Give back all of the data, word for word.

• SOURCE INFORMATION:
☆ ☆ ☆ ☆ ☆ ☆ ☆
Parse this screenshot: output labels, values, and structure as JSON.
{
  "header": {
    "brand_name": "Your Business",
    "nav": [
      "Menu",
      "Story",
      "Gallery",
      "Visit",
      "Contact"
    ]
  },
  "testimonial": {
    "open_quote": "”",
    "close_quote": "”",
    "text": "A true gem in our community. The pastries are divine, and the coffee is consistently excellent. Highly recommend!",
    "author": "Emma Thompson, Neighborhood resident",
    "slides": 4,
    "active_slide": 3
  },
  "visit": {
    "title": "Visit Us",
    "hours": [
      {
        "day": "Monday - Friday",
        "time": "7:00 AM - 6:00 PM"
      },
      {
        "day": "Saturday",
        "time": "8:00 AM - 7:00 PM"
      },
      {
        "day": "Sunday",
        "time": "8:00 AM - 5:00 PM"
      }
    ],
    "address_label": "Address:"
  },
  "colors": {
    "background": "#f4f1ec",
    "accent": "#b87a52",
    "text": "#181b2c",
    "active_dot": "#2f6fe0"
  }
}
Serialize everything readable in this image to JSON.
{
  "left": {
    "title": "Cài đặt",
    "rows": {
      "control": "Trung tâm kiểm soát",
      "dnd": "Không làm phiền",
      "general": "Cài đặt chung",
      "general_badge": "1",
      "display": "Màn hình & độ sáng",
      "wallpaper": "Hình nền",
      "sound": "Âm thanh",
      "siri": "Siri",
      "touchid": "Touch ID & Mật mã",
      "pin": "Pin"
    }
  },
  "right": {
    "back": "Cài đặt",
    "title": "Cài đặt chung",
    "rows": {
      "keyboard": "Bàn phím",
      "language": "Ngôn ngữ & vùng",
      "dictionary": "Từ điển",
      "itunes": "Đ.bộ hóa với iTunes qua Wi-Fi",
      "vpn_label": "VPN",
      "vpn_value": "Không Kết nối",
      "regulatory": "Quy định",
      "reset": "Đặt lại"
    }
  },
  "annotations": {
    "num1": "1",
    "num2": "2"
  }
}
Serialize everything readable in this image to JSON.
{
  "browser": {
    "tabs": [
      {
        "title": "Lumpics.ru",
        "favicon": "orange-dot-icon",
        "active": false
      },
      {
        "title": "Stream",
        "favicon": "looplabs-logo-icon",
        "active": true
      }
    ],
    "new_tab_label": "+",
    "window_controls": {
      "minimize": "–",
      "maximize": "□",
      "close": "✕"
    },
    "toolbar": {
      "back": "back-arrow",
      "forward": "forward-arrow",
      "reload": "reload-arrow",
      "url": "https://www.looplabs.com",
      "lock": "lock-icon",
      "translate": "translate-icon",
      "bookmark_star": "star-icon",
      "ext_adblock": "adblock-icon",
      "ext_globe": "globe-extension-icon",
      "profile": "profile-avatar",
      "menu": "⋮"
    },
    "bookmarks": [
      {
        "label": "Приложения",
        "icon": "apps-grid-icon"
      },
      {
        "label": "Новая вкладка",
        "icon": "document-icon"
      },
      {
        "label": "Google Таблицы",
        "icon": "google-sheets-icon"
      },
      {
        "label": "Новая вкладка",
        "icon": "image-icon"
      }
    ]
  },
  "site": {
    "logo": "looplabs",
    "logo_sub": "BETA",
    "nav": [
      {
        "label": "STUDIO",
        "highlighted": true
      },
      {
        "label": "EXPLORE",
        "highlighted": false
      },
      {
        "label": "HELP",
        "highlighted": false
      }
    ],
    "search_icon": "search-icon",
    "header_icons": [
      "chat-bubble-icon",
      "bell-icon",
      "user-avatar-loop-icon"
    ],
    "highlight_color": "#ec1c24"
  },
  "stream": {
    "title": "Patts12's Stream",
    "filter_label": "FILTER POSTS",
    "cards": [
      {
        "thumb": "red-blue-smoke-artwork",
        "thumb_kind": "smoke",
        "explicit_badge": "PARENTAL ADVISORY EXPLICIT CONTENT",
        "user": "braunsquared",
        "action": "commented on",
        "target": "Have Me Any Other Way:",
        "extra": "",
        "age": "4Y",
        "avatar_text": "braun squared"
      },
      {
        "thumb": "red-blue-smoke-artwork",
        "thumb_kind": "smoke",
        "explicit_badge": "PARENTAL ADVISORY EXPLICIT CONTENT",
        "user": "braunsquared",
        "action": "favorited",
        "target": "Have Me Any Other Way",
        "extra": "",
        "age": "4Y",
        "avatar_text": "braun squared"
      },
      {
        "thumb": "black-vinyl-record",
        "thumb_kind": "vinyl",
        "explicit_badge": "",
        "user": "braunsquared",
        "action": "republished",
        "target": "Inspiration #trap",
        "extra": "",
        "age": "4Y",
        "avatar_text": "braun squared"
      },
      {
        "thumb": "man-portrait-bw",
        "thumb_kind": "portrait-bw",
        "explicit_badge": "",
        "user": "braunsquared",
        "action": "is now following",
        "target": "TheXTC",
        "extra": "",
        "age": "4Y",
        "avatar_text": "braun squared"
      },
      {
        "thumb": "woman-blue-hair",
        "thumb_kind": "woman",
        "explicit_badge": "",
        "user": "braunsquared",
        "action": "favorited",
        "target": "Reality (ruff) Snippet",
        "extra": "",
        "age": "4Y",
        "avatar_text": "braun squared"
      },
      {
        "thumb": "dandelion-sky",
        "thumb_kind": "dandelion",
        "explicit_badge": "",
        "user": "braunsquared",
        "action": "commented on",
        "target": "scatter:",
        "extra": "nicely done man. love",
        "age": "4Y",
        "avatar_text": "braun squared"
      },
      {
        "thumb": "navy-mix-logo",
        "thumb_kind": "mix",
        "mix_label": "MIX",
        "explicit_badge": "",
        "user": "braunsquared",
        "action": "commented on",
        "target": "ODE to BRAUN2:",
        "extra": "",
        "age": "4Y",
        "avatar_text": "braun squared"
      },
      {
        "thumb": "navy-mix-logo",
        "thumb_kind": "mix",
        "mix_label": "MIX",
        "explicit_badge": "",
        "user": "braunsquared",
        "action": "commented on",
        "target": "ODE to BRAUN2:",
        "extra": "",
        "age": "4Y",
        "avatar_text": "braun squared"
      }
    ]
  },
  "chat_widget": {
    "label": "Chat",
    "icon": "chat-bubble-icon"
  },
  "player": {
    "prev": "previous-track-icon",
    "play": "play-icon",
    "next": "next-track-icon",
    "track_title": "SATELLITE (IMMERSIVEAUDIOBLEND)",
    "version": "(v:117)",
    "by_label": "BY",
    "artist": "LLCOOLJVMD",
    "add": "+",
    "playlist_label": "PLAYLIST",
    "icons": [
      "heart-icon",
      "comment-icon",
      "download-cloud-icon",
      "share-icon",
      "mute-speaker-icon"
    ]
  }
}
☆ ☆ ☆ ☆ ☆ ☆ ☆
• EXPECTED ANSWER:
Parse this screenshot: output labels, values, and structure as JSON.
{
  "header": {
    "brand_name": "Your Business",
    "nav": [
      "Menu",
      "Story",
      "Gallery",
      "Visit",
      "Contact"
    ]
  },
  "testimonial": {
    "open_quote": "”",
    "close_quote": "”",
    "text": "A true gem in our community. The pastries are divine, and the coffee is consistently excellent. Highly recommend!",
    "author": "Emma Thompson, Neighborhood resident",
    "slides": 4,
    "active_slide": 3
  },
  "visit": {
    "title": "Visit Us",
    "hours": [
      {
        "day": "Monday - Friday",
        "time": "7:00 AM - 6:00 PM"
      },
      {
        "day": "Saturday",
        "time": "8:00 AM - 7:00 PM"
      },
      {
        "day": "Sunday",
        "time": "8:00 AM - 5:00 PM"
      }
    ],
    "address_label": "Address:"
  },
  "colors": {
    "background": "#f4f1ec",
    "accent": "#b87a52",
    "text": "#181b2c",
    "active_dot": "#2f6fe0"
  }
}
Serialize everything readable in this image to JSON.
{
  "left": {
    "title": "Cài đặt",
    "rows": {
      "control": "Trung tâm kiểm soát",
      "dnd": "Không làm phiền",
      "general": "Cài đặt chung",
      "general_badge": "1",
      "display": "Màn hình & độ sáng",
      "wallpaper": "Hình nền",
      "sound": "Âm thanh",
      "siri": "Siri",
      "touchid": "Touch ID & Mật mã",
      "pin": "Pin"
    }
  },
  "right": {
    "back": "Cài đặt",
    "title": "Cài đặt chung",
    "rows": {
      "keyboard": "Bàn phím",
      "language": "Ngôn ngữ & vùng",
      "dictionary": "Từ điển",
      "itunes": "Đ.bộ hóa với iTunes qua Wi-Fi",
      "vpn_label": "VPN",
      "vpn_value": "Không Kết nối",
      "regulatory": "Quy định",
      "reset": "Đặt lại"
    }
  },
  "annotations": {
    "num1": "1",
    "num2": "2"
  }
}
Serialize everything readable in this image to JSON.
{
  "browser": {
    "tabs": [
      {
        "title": "Lumpics.ru",
        "favicon": "orange-dot-icon",
        "active": false
      },
      {
        "title": "Stream",
        "favicon": "looplabs-logo-icon",
        "active": true
      }
    ],
    "new_tab_label": "+",
    "window_controls": {
      "minimize": "–",
      "maximize": "□",
      "close": "✕"
    },
    "toolbar": {
      "back": "back-arrow",
      "forward": "forward-arrow",
      "reload": "reload-arrow",
      "url": "https://www.looplabs.com",
      "lock": "lock-icon",
      "translate": "translate-icon",
      "bookmark_star": "star-icon",
      "ext_adblock": "adblock-icon",
      "ext_globe": "globe-extension-icon",
      "profile": "profile-avatar",
      "menu": "⋮"
    },
    "bookmarks": [
      {
        "label": "Приложения",
        "icon": "apps-grid-icon"
      },
      {
        "label": "Новая вкладка",
        "icon": "document-icon"
      },
      {
        "label": "Google Таблицы",
        "icon": "google-sheets-icon"
      },
      {
        "label": "Новая вкладка",
        "icon": "image-icon"
      }
    ]
  },
  "site": {
    "logo": "looplabs",
    "logo_sub": "BETA",
    "nav": [
      {
        "label": "STUDIO",
        "highlighted": true
      },
      {
        "label": "EXPLORE",
        "highlighted": false
      },
      {
        "label": "HELP",
        "highlighted": false
      }
    ],
    "search_icon": "search-icon",
    "header_icons": [
      "chat-bubble-icon",
      "bell-icon",
      "user-avatar-loop-icon"
    ],
    "highlight_color": "#ec1c24"
  },
  "stream": {
    "title": "Patts12's Stream",
    "filter_label": "FILTER POSTS",
    "cards": [
      {
        "thumb": "red-blue-smoke-artwork",
        "thumb_kind": "smoke",
        "explicit_badge": "PARENTAL ADVISORY EXPLICIT CONTENT",
        "user": "braunsquared",
        "action": "commented on",
        "target": "Have Me Any Other Way:",
        "extra": "",
        "age": "4Y",
        "avatar_text": "braun squared"
      },
      {
        "thumb": "red-blue-smoke-artwork",
        "thumb_kind": "smoke",
        "explicit_badge": "PARENTAL ADVISORY EXPLICIT CONTENT",
        "user": "braunsquared",
        "action": "favorited",
        "target": "Have Me Any Other Way",
        "extra": "",
        "age": "4Y",
        "avatar_text": "braun squared"
      },
      {
        "thumb": "black-vinyl-record",
        "thumb_kind": "vinyl",
        "explicit_badge": "",
        "user": "braunsquared",
        "action": "republished",
        "target": "Inspiration #trap",
        "extra": "",
        "age": "4Y",
        "avatar_text": "braun squared"
      },
      {
        "thumb": "man-portrait-bw",
        "thumb_kind": "portrait-bw",
        "explicit_badge": "",
        "user": "braunsquared",
        "action": "is now following",
        "target": "TheXTC",
        "extra": "",
        "age": "4Y",
        "avatar_text": "braun squared"
      },
      {
        "thumb": "woman-blue-hair",
        "thumb_kind": "woman",
        "explicit_badge": "",
        "user": "braunsquared",
        "action": "favorited",
        "target": "Reality (ruff) Snippet",
        "extra": "",
        "age": "4Y",
        "avatar_text": "braun squared"
      },
      {
        "thumb": "dandelion-sky",
        "thumb_kind": "dandelion",
        "explicit_badge": "",
        "user": "braunsquared",
        "action": "commented on",
        "target": "scatter:",
        "extra": "nicely done man. love",
        "age": "4Y",
        "avatar_text": "braun squared"
      },
      {
        "thumb": "navy-mix-logo",
        "thumb_kind": "mix",
        "mix_label": "MIX",
        "explicit_badge": "",
        "user": "braunsquared",
        "action": "commented on",
        "target": "ODE to BRAUN2:",
        "extra": "",
        "age": "4Y",
        "avatar_text": "braun squared"
      },
      {
        "thumb": "navy-mix-logo",
        "thumb_kind": "mix",
        "mix_label": "MIX",
        "explicit_badge": "",
        "user": "braunsquared",
        "action": "commented on",
        "target": "ODE to BRAUN2:",
        "extra": "",
        "age": "4Y",
        "avatar_text": "braun squared"
      }
    ]
  },
  "chat_widget": {
    "label": "Chat",
    "icon": "chat-bubble-icon"
  },
  "player": {
    "prev": "previous-track-icon",
    "play": "play-icon",
    "next": "next-track-icon",
    "track_title": "SATELLITE (IMMERSIVEAUDIOBLEND)",
    "version": "(v:117)",
    "by_label": "BY",
    "artist": "LLCOOLJVMD",
    "add": "+",
    "playlist_label": "PLAYLIST",
    "icons": [
      "heart-icon",
      "comment-icon",
      "download-cloud-icon",
      "share-icon",
      "mute-speaker-icon"
    ]
  }
}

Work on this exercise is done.